John the Baptist comes out of the wilderness, clad in skins, like an Israelite fresh from the desert, or a being newly arrived out of Eden. He is pre-agricultural. His message is that we took a wrong turn somewhere back around the invention of agriculture, when we built cities, armies and forced slaves to do our work. His message is that God’s power is not about empire and structure and the terror of death, but is about life, collaboration. The truth is different than what our eyes see and our ears hear. In God’s world, lions really do lie down with lambs, and the fact that they don’t at the moment is not a reflection, upon nature, but upon our stewardship of creation.
God made us the caretakers of creation, and that did not change when we were impulsive and ate the fruit of knowledge too soon, but we sure wanted to make it that way. Instead of continuing our work, older and wiser, we lashed out at God, blaming him for cursing us, and formulating a rigid doctrine of original sin. We took that “curse” and imposed purity laws upon women and animals. Original sin gave men a reason to create hierarchies and control others “for their own good,” “to save them from their impetuous nature.” This only proves that original sin can be a most intoxicating idea. When there is nothing that can be done about our bad nature, one might as well just go with it and grasp as much as you can. Original sin makes it possible to settle for less, to punish others, to create hierarchies based, not upon goodness, but upon the control of evil.
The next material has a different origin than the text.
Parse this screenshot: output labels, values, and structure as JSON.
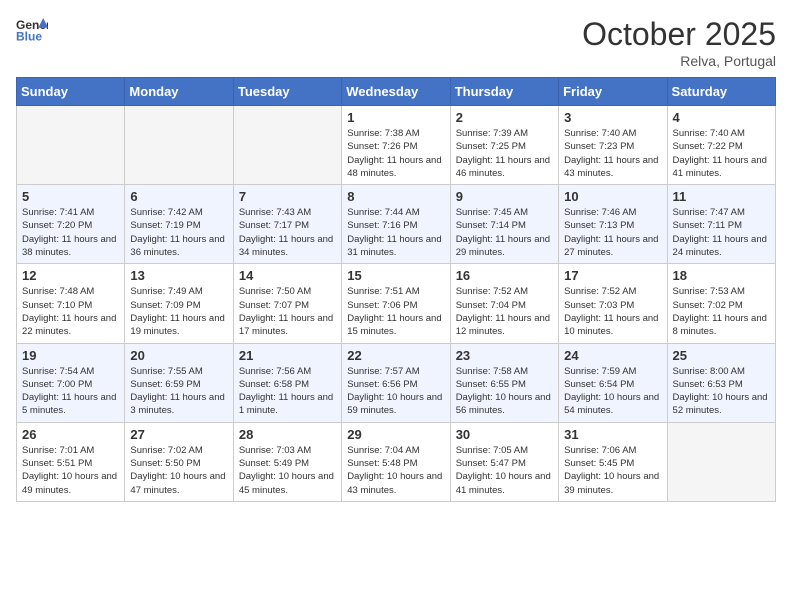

John says that’s serpent talk, not human talk. Curses were made to be broken. God set us a task when we left Eden, not a punishment. But instead of building up the world, we wallowed in our own unworthiness. How unhelpful can you get? Get over it, says John. Wash all that bad thinking away. Come and be baptized. Shed the blindness of a society that equates power with cruelty and slavery and poison, that blames others because God maybe blamed me. Be born again. Grow wild. Go slowly. Listen for the voice of God amid the waves. Find the true power, which is life, which is community, which is abundance.
As an eco-theologian, I am always tempted to stop there. I am tempted, as I have done in previous years, to link John the Baptist with my hero John Muir and to proclaim with Henry David Thoreau that “In wildness is the preservation of the world.” I want to plunge into the waters and swim with the fish, to return to the great well of Creation.
But I cannot. I can’t stay in the waters forever. John is the threshold, not the destination. He is here to prepare me, not to return to nature, but to become one with it again so that I might take the next step. Nature is where I am called to repent, says John, for how I treat it will define how I treat everything else. Is the world a series of resources, including human resources, to exploit, or is it a community to be a part of, to love, to learn, to give, to seek truth and happiness?
As I said, Advent is a hard season. The Church year begins with hard questions. Amid all the noise and the haste, it is asking me: can I recognize the Christ, or have I, in the midst of my fear and self-love lost him? Can I meet the Christ Child when he or she comes again? Can I lay aside my life’s work and embrace a whole new world? Am I ready to give up my answers and take into my arms the greatest mystery in all creation; can I bow before a newborn child?